What has the public response been to your ‘Real Monsters’ series? Has this surprised you?

Social Anxiety - Toby Allen

Social Anxiety – Toby Allen

I was completely taken aback by the public response to the work. It gained a hugely positive response from the Tumblr community in particular and the project went viral within a week of it being published on my blog. I have received so many meaningful messages from people who have one or many of the disorders I have drawn, each message telling me how much the work means to them and how it has helped them to think about their condition in a different or more positive way. I regularly receive heartfelt and sincere emails from people who wish to thank me for creating the work as if I created it especially for them.

Reading articles about the project in national and global newspapers and websites was amazing and humbling. It is also very lovely to be recognised by mental health professionals via articles on their blogs or websites and reading praising emails from professionals within this field of work is hugely gratifying.

Why do you think people relate to it so much?

People seem to appreciate the artwork as well as the unique presentation and stories behind the monster characters. They can relate to the monsters and imagine their condition in a different way than they thought previous, sometimes making them laugh or simply feel a little bit better about their condition.

Art is such a subjective medium and open to interpretation. I think I left the designs open enough for people to make sense of it themselves and therefore make each monster feel more personal to them.

As someone who lives with anxiety, how would you suggest someone reading this can best support a loved one experiencing the same condition?

I recommend talking, or rather, being a good listener. I always find that it helps me, to talk with someone about my worries or fears. I try talk to my parents about what is bothering me or getting me down, talk and joke with a good friend to lighten the mood or even have a heartfelt and honest chat with a pet. I really think that talking about your feelings to someone you trust is a great tool for when it all gets a bit too much or you can’t get something out of your mind. Don’t force someone to talk about it with you, just be there for them should they ‘fall’ and let them know that. Sometimes that can be enough to put their mind at ease.

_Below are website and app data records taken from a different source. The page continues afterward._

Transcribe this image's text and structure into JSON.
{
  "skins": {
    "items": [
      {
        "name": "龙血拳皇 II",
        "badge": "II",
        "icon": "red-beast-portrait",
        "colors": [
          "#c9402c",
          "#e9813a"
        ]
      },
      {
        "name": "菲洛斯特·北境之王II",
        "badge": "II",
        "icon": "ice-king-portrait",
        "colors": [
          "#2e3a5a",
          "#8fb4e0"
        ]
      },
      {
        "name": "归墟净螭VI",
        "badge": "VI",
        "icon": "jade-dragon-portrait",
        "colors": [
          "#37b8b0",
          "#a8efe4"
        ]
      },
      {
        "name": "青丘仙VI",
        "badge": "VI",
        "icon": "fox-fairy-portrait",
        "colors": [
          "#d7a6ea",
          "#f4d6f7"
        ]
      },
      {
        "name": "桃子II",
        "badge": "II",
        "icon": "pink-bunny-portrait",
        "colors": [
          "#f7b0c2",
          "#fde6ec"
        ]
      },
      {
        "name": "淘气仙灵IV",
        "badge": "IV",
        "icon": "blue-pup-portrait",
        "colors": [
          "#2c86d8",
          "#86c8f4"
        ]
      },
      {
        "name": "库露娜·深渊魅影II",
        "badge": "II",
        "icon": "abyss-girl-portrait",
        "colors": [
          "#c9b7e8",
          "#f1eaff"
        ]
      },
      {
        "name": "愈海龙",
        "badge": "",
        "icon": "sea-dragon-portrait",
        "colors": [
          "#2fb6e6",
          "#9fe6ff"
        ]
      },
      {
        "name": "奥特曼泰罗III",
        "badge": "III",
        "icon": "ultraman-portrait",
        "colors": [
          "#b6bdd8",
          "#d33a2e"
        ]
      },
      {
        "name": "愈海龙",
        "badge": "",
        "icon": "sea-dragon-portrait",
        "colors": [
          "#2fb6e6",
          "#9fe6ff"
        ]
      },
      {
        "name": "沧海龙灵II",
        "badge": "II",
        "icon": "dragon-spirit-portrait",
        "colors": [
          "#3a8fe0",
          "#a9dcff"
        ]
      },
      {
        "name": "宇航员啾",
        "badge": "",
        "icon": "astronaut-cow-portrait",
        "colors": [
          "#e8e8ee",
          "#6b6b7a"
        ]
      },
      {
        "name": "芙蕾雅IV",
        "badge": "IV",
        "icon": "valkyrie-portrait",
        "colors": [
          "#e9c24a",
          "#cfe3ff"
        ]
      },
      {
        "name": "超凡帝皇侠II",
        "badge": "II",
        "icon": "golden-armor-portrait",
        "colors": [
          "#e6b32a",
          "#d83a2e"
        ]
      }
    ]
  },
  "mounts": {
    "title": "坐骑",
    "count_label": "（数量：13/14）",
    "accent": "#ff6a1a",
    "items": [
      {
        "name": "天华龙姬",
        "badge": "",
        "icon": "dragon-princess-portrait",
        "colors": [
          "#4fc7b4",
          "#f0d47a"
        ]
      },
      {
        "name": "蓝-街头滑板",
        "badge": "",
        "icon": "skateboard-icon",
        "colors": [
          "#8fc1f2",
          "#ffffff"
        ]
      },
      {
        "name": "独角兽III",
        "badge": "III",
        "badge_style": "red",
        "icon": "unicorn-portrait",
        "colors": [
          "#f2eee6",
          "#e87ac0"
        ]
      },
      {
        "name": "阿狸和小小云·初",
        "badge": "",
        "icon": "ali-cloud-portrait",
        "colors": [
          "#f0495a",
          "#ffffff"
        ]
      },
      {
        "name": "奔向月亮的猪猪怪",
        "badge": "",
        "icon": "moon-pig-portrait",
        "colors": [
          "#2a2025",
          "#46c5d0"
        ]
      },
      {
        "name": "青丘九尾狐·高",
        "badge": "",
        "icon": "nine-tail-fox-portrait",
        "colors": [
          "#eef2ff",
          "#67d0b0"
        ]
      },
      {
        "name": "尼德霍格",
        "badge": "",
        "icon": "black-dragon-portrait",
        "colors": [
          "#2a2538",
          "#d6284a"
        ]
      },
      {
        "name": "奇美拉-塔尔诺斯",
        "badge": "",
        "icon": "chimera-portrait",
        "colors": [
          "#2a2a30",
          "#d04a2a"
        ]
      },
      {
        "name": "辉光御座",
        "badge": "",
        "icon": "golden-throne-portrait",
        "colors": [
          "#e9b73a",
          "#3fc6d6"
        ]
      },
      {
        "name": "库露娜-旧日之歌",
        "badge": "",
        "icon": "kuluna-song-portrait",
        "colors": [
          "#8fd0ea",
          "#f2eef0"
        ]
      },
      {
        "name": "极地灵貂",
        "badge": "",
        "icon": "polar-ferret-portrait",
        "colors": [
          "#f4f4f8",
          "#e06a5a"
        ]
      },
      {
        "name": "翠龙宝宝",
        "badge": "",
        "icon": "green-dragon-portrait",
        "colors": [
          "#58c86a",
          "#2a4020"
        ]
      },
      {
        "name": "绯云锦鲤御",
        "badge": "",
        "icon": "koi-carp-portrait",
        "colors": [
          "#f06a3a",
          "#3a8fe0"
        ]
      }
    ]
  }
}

I would advise people with anxiety or another other condition, to try and do something every day that you really love and that makes you feel happy. Try to make time for yourself. When I am creating artwork I don’t feel anxious or worried about anything. I feel liberated from my anxiety and free from the pressures of the real world- even if just for an hour or two.

Which ‘monster’ is your favourite and why?

I think the anxiety monster is my favourite, as it is a very personal piece of work and reflects my own experience with anxiety well. It has a good mix of cute and creepy and the light and dark colour combination was very fun to play around with. I also really liked working on the depression monster. It’s so round and squishy (its design is based on a manatee, which is one of my favourite animals) and the waterfall like tail was particularly fun to draw.

If you continue to struggle with feelings of anxiety, sadness, despair or thoughts of suicide, it is important that you seek professional health assistance as soon as possible to help you recover. Talking to your G.P. and/or a counsellor can give you the additional support you need to help you.

If you would like to speak to Colleen for additional support, you can contact her on 0434 337 245 for a FREE 10 minute discussion or go to BOOK ONLINE NOW and follow the prompts to make an appointment.

Images published with permission by Artist Toby Allen.